Global Volcanism Program, 2022. Report on Suwanosejima (Japan). In: Sennert, S K (ed.), Weekly Volcanic Activity Report, 26 January-1 February 2022. Smithsonian Institution and US Geological Survey.

Weekly Report (26 January-1 February 2022)

Suwanosejima

Japan

29.638°N, 129.714°E; summit elev. 796 m

All times are local (unless otherwise noted)


JMA reported that incandescence at Suwanosejima's Ontake Crater was visible nightly during 24-28 January. There were 27 explosions recorded, producing ash plumes that rose at least 3 km above the crater rim and ejected material up to 1 km away from the crater. Rumbling sounds and ashfall were reported in Toshima village (3.5 km SSW). Eruptive activity continued during 28-31 January. The Alert Level remained at 3 and the public was warned to stay 2 km away from the crater.

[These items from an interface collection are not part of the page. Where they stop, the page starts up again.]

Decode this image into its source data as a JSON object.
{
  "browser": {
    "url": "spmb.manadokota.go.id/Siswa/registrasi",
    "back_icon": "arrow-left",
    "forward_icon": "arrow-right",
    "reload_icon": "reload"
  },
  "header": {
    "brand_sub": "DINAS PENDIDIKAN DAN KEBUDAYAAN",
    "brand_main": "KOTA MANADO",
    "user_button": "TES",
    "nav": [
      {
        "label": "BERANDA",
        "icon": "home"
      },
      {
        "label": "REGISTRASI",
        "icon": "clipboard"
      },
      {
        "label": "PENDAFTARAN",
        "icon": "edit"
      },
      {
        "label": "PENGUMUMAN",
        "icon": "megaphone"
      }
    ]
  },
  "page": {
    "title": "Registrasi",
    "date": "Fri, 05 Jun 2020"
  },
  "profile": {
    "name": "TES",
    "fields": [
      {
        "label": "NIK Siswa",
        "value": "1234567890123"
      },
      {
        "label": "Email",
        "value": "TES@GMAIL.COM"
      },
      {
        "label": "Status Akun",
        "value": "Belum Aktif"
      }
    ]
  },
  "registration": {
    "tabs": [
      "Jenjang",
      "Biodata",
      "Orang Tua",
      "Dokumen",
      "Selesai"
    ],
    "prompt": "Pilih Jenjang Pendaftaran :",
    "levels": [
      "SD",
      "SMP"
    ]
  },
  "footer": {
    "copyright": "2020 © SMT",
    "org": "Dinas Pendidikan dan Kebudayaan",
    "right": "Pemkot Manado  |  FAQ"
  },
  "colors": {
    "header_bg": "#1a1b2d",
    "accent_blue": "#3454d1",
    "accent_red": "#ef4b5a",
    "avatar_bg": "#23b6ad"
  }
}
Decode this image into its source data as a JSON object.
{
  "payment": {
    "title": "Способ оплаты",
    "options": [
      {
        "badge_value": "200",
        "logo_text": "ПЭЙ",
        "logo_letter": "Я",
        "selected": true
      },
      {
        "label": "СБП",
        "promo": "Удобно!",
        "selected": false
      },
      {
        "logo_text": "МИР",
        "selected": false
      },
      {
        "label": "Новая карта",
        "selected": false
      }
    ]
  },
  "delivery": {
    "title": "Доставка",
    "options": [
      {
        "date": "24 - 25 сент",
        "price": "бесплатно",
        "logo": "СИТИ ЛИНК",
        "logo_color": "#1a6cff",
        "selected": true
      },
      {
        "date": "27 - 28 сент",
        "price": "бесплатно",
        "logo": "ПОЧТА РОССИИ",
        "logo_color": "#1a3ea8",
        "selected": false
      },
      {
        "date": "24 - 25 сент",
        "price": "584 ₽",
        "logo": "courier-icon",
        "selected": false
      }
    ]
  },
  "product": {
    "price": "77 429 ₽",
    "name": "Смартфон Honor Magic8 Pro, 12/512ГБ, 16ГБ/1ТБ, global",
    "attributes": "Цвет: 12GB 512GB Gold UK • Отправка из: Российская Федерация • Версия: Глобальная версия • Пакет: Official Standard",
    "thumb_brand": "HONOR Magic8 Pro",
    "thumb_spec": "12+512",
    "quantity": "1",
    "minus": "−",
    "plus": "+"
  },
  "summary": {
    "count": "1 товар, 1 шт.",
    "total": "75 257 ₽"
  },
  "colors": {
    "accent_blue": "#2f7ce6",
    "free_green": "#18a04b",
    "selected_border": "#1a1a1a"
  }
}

Geological Summary. The 8-km-long, spindle-shaped island of Suwanosejima in the northern Ryukyu Islands consists of an andesitic stratovolcano with two historically active summit craters. The summit is truncated by a large breached crater extending to the sea on the east flank that was formed by edifice collapse. Suwanosejima, one of Japan's most frequently active volcanoes, was in a state of intermittent strombolian activity from Otake, the NE summit crater, that began in 1949 and lasted until 1996, after which periods of inactivity lengthened. The largest historical eruption took place in 1813-14, when thick scoria deposits blanketed residential areas, and the SW crater produced two lava flows that reached the western coast. At the end of the eruption the summit of Otake collapsed forming a large debris avalanche and creating the horseshoe-shaped Sakuchi caldera, which extends to the eastern coast. The island remained uninhabited for about 70 years after the 1813-1814 eruption. Lava flows reached the eastern coast of the island in 1884. Only about 50 people live on the island.

Source: Japan Meteorological Agency (JMA)